All VAFA supporters have been given a great opportunity to advance purchase the wonderful book Footy Town. Footy Town is a collection of stories from the local footy, stories that we all know and love that have been carefully chosen from over 50 authors around Australia and put together in this wonderful book by Paul Daffey and John Harms.
Over the course of the next few weeks we will be publishing extracts from various stories to provide a flavour of what the book offers. It is a wonderful gift idea and you can purchase your copy through the VAFA Online Store.
by Damian Callinan
In the late 1980s, the Darling Downs Institute Football Club in Toowoomba was presided over by the delightfully eccentric Dave Hacker, a forty-year-old primary school teacher who lived with his mum. Hack wore the same home-knitted jumper around the club every day. It was threadbare and smelt like a wet koala. We all chipped in and bought him another jumper for his birthday, which he thanked us for but diligently refused to wear.
The first game I can remember was against Souths out at Cabarlah. Without exaggeration, the field looked like it had been used as an artillery range. As the twos ran around tripping over spent cartridges and disappearing down fox holes, Feltham made all the firsts line up along the hill that overlooked the ground and every available hand set about the task of strapping forty ankles.

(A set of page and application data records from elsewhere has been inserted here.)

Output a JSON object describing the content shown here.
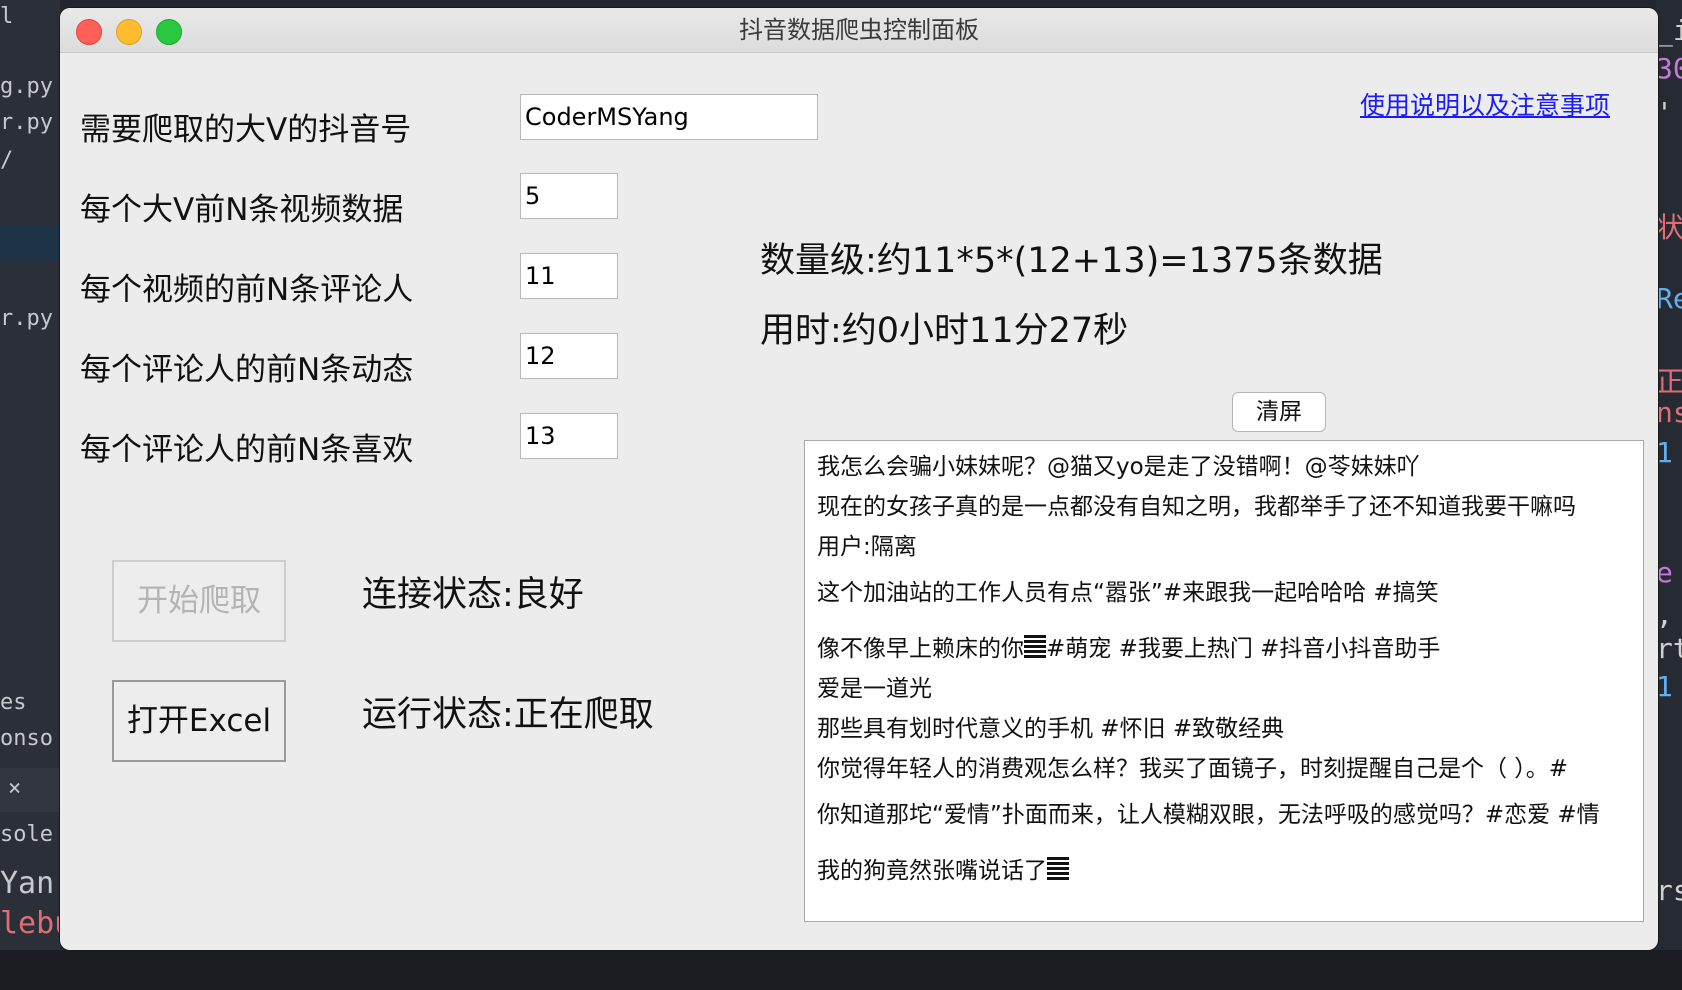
{
  "window": {
    "title": "抖音数据爬虫控制面板"
  },
  "form": {
    "fields": [
      {
        "label": "需要爬取的大V的抖音号",
        "value": "CoderMSYang"
      },
      {
        "label": "每个大V前N条视频数据",
        "value": "5"
      },
      {
        "label": "每个视频的前N条评论人",
        "value": "11"
      },
      {
        "label": "每个评论人的前N条动态",
        "value": "12"
      },
      {
        "label": "每个评论人的前N条喜欢",
        "value": "13"
      }
    ]
  },
  "help_link": "使用说明以及注意事项",
  "estimate": {
    "quantity": "数量级:约11*5*(12+13)=1375条数据",
    "time": "用时:约0小时11分27秒"
  },
  "buttons": {
    "start": "开始爬取",
    "open_excel": "打开Excel",
    "clear": "清屏"
  },
  "status": {
    "connection": "连接状态:良好",
    "running": "运行状态:正在爬取"
  },
  "log": {
    "lines": [
      "我怎么会骗小妹妹呢？@猫又yo是走了没错啊！@苓妹妹吖",
      "现在的女孩子真的是一点都没有自知之明，我都举手了还不知道我要干嘛吗",
      "用户:隔离",
      "这个加油站的工作人员有点“嚣张”#来跟我一起哈哈哈 #搞笑",
      "像不像早上赖床的你",
      "#萌宠 #我要上热门 #抖音小抖音助手",
      "爱是一道光",
      "那些具有划时代意义的手机 #怀旧  #致敬经典",
      "你觉得年轻人的消费观怎么样？我买了面镜子，时刻提醒自己是个（    ）。#",
      "你知道那坨“爱情”扑面而来，让人模糊双眼，无法呼吸的感觉吗？#恋爱 #情",
      "我的狗竟然张嘴说话了"
    ]
  },
  "background": {
    "left_snippets": [
      "l",
      "g.py",
      "r.py",
      "/",
      "r.py",
      "es",
      "onso",
      "×",
      "sole",
      "Yan",
      "lebu"
    ],
    "right_snippets": [
      "_i",
      "30",
      "'",
      "Re",
      "状",
      "正",
      "ns",
      "1",
      "e",
      ",",
      "rt",
      "1",
      "rs"
    ]
  }
}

The ground was rock hard and wore its few tufts of grass like an alopecia sufferer who is past caring. Falling over resulted in abrasions usually associated with motorcycle accidents, so we took a while to adjust. The fearless Souths boys wore skin that had been transformed into callouses over the pre-season – a considerable advantage. But we ran over the top of them, convincingly, in the second half as we got a handle on the topography, using the trenches to sneak a loose man forward on occasions.
Perversely, I rolled my ankle the following week on the comparatively lush expanse of the Baker Street Oval, our home ground. The next week, I was given until the last minute to prove my fitness for the match against Goondiwindi- Moonee. As we unravelled from the bus after the three-hour trip I probably shouldn’t have been surprised to see a few cows grazing at the western end. Any chance of me playing through the pain was stifled after inspecting the field. It made Souths look like the lawns of Versailles. Coach Paul Feltham shook his head, the boys got changed, and I went to the bar with the rest of the rehab group.
We scored a comfortable win against an under-manned Goondiwindi- Moonee, whose ranks had been decimated by the winter harvest.
Having had a headstart on the others, I required the first pit-stop on the drive back. Inevitably, as I went to climb back on board, the bus took off. Anaesthetised by my day’s takings, I ignored my dodgy ankle and took off after the bus. It kept just out of my reach for just long enough for it to be funny again.
To read more of this story and other great stories from Footy Town then head to the VAFA Store by clicking here to order your copy.